One of the other things that happens when you are working with somebody at a company, is suddenly they leave and you don’t know who the new contact is, or you lose track of that person and they were a good contact for you. So everyday, LinkedIn will send you an email that talks about the people in your network and if the job title changes in the network they’ve got. So this is a great opportunity while you’re looking through your morning email so just take a quick peek and see if there is anybody who you were doing business with who is now at a new company. That’s a great opportunity for you to congratulate them and follow up with them and say, “Hey, I’d love to come in and talk to you about what I can do for you at your new company as well.” Plus, you now know that you’re at risk to lose your current client, because maybe somebody’s going to come in and bring their old person. So the very first thing you want to do is find out who the new person is and approach them with the products and services that you’ve delivered to this company, offer to connect with them and show them as well, or see if they need any different types of services.
That’s something that a lot of the guys were using, actually, because as the buyers would move from one job to another, one of the guys said, “Actually, I’ve been trying to get into this one company for years, and then I find out through LinkedIn that one of my good contacts is now their buyer and I was able to get in for the first time ever.”
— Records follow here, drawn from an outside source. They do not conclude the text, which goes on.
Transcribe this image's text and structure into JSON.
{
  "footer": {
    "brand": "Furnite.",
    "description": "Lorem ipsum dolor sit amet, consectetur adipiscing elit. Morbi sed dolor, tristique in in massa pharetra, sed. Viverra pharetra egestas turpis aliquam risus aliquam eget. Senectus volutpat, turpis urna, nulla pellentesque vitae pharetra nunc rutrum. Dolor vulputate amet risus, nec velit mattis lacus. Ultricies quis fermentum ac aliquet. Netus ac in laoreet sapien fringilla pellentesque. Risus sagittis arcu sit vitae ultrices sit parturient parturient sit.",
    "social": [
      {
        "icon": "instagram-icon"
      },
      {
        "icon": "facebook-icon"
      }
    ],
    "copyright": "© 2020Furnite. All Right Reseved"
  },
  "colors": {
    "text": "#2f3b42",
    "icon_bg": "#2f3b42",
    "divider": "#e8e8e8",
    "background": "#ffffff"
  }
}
One of the biggest hurdles of the guys I talked to had, was getting past the gatekeeper. Very often they would go in for a cold call – because they were in an industrial park, so why not just make a cold call – and they’d go to the front door and the gatekeeper would say, “Do you have an appointment? I’m sorry, we don’t allow appointments with people who don’t know the name of the person they want to meet with.” So it was just a basic Catch-22.
So there are a number of ways that you can use LinkedIn to get past the gatekeeper. One of which is that in mail thing that I mentioned before. You can track down who the person is that you need to be speaking to, and send them an in mail as a way of starting the conversation.
You can also find out positions within a company, by using LinkedIn to do a little bit of prospecting. Do a little bit of research beforehand. And also, even on LinkedIn, people will share some personal information – like where they went to college – and that may be an opportunity for you to make a connection with somebody.
These are all ways that you can improve your chances of finally making that connection and closing the sale so that you can build your business. So obviously those are just a few of the ways that you can use LinkedIn for prospecting, for warming up cold calls, and basically for selling more so that you can continue to grow your business.
- The inspiration for today’s podcast, LinkedIn
- Rich’s “day job” for the last 18 years, ‘flyte new media’:
- ‘SlideShare’, a hosting platform for PowerPoint presentations
- Two examples of email list service providers that Rich mentioned today:
- To help you find specific target groups for your marketing, utilize LinkedIn’s “search” function.
- Check out LinkedIn’s “In Mail” feature
- Share content on LinkedIn’s “Pulse” to give you more visibility – http://www.linkedin.com/today/
- Because no podcast of Rich’s is complete without a plug for his phenomenal “Agents Of Change Digital Marketing Conference” (plus, it’s not too early to think about attending next year)